Integrating Cyber Threat Intelligence (CTI) into an existing security infrastructure requires a strategic approach to ensure it complements current security measures without causing significant disruptions. This process often begins with assessing the organisation's current security posture and identifying gaps where CTI can provide the most value, such as enhancing incident response, threat detection, and prevention capabilities. Organisations should look for CTI solutions that offer easy integration with existing security tools, such as SIEM systems, to automate the ingestion of threat intelligence feeds. Establishing a dedicated team or assigning the responsibility to manage CTI efforts to existing security personnel, depending on the organisation's size and capabilities, ensures the effective translation of intelligence into actionable security measures. Training and awareness programs can also help in leveraging CTI by ensuring that security teams are equipped to interpret and act on the intelligence provided.

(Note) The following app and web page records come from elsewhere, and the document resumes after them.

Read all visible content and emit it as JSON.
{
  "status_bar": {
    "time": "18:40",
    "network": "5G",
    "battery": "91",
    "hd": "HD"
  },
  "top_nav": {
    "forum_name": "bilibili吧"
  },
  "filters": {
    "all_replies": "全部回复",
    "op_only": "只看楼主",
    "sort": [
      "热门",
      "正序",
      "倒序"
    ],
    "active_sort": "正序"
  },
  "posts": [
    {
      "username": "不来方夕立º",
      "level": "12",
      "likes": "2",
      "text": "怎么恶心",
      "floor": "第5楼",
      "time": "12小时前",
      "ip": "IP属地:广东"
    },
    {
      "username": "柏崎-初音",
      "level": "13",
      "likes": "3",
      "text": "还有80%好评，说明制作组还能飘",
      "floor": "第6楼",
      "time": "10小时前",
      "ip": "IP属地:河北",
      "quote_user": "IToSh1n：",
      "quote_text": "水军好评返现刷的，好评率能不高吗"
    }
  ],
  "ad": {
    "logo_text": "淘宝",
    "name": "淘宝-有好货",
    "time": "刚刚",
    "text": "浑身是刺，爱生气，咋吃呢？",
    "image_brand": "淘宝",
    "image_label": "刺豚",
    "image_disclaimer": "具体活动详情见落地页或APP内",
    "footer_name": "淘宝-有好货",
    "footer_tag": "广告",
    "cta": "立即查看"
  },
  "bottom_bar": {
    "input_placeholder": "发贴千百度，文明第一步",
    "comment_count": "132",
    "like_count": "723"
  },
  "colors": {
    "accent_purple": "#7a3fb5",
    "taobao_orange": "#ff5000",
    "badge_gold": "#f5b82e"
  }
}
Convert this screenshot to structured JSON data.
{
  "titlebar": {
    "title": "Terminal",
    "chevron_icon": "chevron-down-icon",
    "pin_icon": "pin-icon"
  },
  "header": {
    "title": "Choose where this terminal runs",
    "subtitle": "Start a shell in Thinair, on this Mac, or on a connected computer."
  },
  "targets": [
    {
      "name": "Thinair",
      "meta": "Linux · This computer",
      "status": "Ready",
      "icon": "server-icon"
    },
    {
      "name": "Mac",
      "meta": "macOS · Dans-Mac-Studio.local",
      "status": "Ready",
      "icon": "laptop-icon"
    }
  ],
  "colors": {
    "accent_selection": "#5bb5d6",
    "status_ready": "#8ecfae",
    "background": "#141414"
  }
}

What are the specific challenges in analysing and prioritising the vast amount of data collected through CTI sources?

The specific challenges in analysing and prioritising the vast amount of data collected through CTI sources include the difficulty in distinguishing between relevant and irrelevant information, the potential for information overload, and the need for specialised skills to interpret and apply the intelligence. To address these challenges, organisations can employ advanced analytics, machine learning algorithms, and automated filtering tools to sift through the data, identify patterns, and highlight the most pertinent threats. Establishing clear criteria for prioritising threats based on their relevance to the organisation's specific context and potential impact can also streamline the process. Training analysts in the latest threat intelligence analysis techniques and ensuring they have a deep understanding of the organisation's critical assets and potential vulnerabilities are crucial for effective prioritisation.

Can CTI be effectively implemented by organisations with limited cyber security resources, and if so, how?

For organisations with limited cyber security resources, implementing CTI effectively can seem daunting. However, focusing on tailored CTI solutions that match the organisation's specific threat landscape and security needs can yield significant benefits. Leveraging open-source intelligence and participating in industry-specific information sharing and analysis centers (ISACs) can provide valuable insights at a lower cost. Additionally, prioritising the integration of CTI with existing security measures to automate responses to common threats can help maximise the impact of limited resources. Outsourcing CTI to specialised service providers or adopting CTI as a service can also be a cost-effective way to access expert knowledge and advanced analytics capabilities without the need for significant in-house investment.